consistent State action to protect consumers against debt
collection abuses.” 15 U.S.C. § 1692(e). Because
the FDCPA is considered to be a remedial statute, “it
should be construed liberally in favor of the
consumer.” Johnson v. Riddle, 305 F.3d 1107,
1117 (10th Cir. 2002).
here, the Act prohibits using “any false, deceptive, or
misleading representations or means” in connection with
the collection of a debt, 15 U.S.C. § 1692e, and any
“unfair or unconscionable means” to collect or
attempt to collect a debt. 15 U.S.C. § 1692f. Each of
these provisions provides a non-exhaustive list of potential
violations. Misleading representations under section 1692e
include: “[t]he false representation of the character,
amount, or legal status of any debt, ” 15 U.S.C. §
1692e(2)(A); “[t]he threat to take any action that
cannot legally be taken or that is not intended to be taken,
” 15 U.S.C. § 1692e(5); and “[t]he use of
any false representation or deceptive means to collect or
attempt to collect any debt or to obtain information
concerning a consumer.” 15 U.S.C. § 1692e(10).
analyzing a claim under the FDCPA, the “overwhelming
majority of Courts of Appeals” have applied some form
of the “least sophisticated consumer.” See
Jensen v. Pressler & Pressler, 791 F.3d 413, 419 n.3
(3d Cir. 2015). “The Tenth Circuit appears to have
never explicitly embraced-but certainly never disclaimed-the
standard.” Id. In an unpublished decision, the
Tenth Circuit recognized that other circuits apply an
objective standard when analyzing FDCPA claims,
“measured by how the ‘least sophisticated
consumer' would interpret the notice from the debt
collector.”Ferree v. Marianos, No. 97-6061,
1997 WL 687693, at *1 (10th Cir. Nov. 3, 1997) (citation
omitted); see also Fouts v. Express Recovery Servs.,
Inc., 602 Fed.Appx. 417, 421 (10th Cir. 2015) (applying
the “least sophisticated consumer” standard).
Based on this guidance from the Tenth Circuit, the court
applies the least sophisticated consumer standard to Ms.
Gunther's claims.
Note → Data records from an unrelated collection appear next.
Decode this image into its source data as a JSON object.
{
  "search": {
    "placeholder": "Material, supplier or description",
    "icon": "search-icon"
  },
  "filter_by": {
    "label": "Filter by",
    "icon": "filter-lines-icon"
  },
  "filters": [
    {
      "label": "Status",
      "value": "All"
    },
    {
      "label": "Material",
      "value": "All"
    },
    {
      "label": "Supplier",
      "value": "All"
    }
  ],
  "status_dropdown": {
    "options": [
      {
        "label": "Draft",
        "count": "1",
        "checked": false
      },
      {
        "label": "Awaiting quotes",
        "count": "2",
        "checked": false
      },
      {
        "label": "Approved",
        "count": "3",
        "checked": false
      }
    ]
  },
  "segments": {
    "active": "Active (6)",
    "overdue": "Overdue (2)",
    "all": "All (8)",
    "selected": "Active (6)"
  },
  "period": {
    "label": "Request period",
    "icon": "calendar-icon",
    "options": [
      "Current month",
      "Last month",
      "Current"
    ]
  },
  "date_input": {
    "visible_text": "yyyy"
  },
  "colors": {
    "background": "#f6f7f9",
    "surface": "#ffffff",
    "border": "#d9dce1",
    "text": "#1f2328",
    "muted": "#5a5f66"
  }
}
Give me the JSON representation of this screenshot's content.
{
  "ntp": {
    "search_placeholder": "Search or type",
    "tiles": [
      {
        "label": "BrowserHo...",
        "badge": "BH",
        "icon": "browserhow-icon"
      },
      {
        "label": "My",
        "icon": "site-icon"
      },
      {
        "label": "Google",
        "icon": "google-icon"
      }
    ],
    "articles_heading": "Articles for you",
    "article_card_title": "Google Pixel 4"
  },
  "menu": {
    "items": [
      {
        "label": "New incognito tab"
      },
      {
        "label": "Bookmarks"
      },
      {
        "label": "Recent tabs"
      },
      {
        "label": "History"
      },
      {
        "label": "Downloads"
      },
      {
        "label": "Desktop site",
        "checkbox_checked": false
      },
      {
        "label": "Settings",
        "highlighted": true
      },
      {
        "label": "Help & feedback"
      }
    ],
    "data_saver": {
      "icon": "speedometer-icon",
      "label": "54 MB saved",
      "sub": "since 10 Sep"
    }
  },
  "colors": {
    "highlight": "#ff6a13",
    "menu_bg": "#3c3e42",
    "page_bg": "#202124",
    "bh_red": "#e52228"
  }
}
The inquiry under the standard is
“how the least sophisticated consumer-one not having
the astuteness of a [lawyer] or even the sophistication of
the average, everyday, common consumer-understands the notice
. . . she receives.” Ferree, 129 F.3d at *1
(quoting Russell v. Equifax A.R.S., 74 F.3d 30, 34
(2d Cir.1996)). “The basic purpose of the
least-sophisticated-consumer standard is to ensure that the
FDCPA protects all consumers, the gullible as well as the
shrewd.” Clomon v. Jackson, 988 F.2d 1314,
1318 (2d Cir. 1993).
Collection of Time-Barred Debts Under the FDCPA (First
noted above, Ms. Gunther, in her first claim for relief,
alleges that Midland violated the FDCPA in two different
ways-(1) by taking assignments of time-barred debt for
collection in violation of Utah law and (2) by sending
dunning letters that attempt to settle time-barred debs
without sufficiently disclosing that the debts are time
barred, and by suggesting that payment on the time-barred
debt will save the letter's recipient money.
A Violation of the UCAA Does Not Provide a Basis ...